ASSIGNMENT:
Show every line in the entries below where the word "title" appears.

________________________________________

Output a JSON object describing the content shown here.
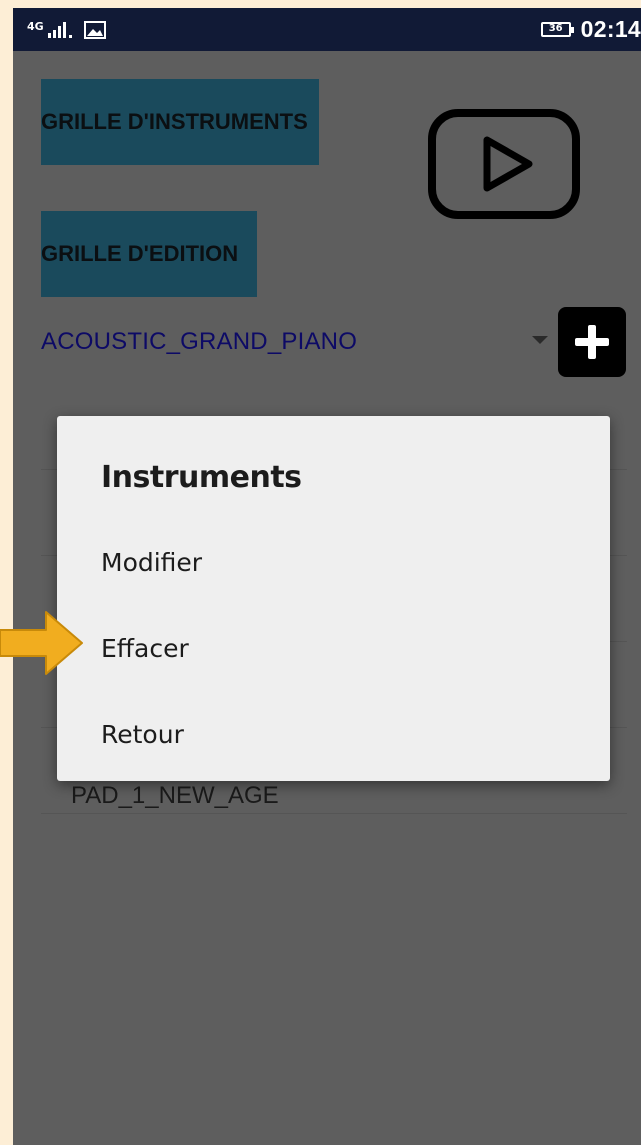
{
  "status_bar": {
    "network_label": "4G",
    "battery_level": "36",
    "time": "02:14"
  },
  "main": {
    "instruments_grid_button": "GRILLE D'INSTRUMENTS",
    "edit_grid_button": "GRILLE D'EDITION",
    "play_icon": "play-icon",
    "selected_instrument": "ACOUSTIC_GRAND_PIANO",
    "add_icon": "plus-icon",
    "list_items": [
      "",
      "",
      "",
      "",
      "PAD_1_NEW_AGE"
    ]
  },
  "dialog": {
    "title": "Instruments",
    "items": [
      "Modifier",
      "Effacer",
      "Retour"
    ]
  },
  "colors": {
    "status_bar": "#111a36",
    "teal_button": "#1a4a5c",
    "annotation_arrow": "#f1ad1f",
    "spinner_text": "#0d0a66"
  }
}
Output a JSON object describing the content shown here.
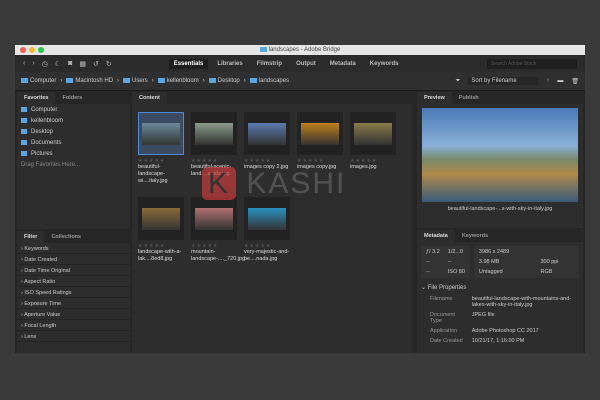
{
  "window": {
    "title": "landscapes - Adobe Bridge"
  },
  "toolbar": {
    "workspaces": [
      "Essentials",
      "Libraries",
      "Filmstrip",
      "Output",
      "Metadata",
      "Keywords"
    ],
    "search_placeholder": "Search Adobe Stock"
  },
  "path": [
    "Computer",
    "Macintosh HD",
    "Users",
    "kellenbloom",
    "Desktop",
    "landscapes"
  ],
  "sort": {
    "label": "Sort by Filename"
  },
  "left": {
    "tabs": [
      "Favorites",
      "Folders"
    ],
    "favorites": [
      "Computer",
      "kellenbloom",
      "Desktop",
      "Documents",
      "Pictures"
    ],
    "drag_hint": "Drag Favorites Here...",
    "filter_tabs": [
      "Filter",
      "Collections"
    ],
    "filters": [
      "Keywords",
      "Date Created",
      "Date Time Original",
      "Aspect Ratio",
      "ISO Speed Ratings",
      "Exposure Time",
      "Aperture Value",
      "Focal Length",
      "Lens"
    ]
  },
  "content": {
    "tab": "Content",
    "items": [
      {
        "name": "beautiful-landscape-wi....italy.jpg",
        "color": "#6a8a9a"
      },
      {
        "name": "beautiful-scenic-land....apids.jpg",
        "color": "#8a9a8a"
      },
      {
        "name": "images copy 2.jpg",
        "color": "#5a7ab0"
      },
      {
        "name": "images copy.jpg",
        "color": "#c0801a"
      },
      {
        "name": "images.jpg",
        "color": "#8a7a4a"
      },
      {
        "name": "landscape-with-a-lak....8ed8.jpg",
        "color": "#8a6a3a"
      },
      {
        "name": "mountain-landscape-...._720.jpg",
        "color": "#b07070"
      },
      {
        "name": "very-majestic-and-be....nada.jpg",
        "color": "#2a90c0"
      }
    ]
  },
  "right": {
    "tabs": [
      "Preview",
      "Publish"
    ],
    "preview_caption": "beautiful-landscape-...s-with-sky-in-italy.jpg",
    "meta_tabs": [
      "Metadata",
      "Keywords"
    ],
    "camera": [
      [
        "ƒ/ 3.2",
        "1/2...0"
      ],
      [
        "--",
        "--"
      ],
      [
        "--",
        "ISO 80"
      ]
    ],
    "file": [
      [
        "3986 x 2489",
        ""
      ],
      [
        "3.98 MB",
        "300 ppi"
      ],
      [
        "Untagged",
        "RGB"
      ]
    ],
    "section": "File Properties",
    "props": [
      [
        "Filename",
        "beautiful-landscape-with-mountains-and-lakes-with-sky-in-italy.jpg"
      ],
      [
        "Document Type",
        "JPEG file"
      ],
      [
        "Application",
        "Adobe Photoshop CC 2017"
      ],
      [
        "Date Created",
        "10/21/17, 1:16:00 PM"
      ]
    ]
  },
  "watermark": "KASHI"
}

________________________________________

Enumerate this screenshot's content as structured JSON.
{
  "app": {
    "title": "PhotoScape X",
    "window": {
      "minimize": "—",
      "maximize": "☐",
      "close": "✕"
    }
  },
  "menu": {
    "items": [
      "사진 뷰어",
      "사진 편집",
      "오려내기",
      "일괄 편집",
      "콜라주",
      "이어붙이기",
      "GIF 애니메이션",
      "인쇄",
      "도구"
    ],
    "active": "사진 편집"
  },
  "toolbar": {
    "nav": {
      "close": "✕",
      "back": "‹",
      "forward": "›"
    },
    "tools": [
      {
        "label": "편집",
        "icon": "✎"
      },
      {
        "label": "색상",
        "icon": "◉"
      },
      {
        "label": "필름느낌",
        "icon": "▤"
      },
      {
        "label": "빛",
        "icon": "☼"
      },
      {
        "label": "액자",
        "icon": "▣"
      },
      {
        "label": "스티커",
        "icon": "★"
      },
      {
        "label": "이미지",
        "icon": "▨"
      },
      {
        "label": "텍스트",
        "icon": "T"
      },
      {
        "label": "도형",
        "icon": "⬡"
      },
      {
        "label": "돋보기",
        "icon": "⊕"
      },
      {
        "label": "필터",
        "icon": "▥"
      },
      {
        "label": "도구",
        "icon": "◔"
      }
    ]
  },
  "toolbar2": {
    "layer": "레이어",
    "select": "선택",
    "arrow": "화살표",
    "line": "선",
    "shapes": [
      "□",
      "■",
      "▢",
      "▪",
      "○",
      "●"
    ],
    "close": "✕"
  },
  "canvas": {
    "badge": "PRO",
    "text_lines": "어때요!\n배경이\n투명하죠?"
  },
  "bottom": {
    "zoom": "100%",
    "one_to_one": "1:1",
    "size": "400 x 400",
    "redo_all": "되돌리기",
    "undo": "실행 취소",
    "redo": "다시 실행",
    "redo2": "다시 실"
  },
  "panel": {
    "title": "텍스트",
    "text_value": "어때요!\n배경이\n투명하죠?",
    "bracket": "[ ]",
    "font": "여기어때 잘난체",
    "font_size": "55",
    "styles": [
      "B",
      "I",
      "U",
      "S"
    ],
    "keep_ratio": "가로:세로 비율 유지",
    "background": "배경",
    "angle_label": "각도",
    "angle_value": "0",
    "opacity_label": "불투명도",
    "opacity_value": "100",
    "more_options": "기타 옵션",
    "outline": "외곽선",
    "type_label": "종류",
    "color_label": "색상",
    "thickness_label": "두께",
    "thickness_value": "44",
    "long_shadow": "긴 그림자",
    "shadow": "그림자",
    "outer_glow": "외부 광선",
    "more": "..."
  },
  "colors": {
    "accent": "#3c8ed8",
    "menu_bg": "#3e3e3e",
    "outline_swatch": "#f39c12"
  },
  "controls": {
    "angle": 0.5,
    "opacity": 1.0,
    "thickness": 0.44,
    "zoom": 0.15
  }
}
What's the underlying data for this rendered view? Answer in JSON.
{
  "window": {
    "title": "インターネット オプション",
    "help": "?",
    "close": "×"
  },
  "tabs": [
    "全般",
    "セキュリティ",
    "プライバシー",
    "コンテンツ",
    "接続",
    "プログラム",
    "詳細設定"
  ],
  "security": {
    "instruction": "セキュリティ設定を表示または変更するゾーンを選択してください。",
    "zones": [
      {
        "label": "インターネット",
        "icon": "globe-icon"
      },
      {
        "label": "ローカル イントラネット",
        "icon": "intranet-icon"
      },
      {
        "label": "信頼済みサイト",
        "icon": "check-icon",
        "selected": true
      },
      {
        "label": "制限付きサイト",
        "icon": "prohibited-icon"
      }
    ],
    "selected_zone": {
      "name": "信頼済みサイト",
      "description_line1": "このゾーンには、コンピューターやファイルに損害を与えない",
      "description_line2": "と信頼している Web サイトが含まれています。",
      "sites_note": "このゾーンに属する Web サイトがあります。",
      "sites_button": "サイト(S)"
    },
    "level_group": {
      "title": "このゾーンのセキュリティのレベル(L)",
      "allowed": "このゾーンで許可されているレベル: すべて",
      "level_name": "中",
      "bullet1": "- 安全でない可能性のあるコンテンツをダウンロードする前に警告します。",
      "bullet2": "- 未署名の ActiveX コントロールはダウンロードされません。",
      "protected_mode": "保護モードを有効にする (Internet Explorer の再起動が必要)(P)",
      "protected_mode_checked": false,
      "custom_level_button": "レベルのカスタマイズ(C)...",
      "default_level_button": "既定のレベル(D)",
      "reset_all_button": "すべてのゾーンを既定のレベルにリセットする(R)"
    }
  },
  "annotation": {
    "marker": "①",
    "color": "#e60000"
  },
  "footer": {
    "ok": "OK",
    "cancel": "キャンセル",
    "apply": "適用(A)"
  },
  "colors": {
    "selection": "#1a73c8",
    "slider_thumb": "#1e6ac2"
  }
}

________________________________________

ANSWER TO THE EXERCISE:
    "title": "Instruments",
    "title": "landscapes - Adobe Bridge"
    "title": "PhotoScape X",
    "title": "텍스트",
    "title": "インターネット オプション",
      "title": "このゾーンのセキュリティのレベル(L)",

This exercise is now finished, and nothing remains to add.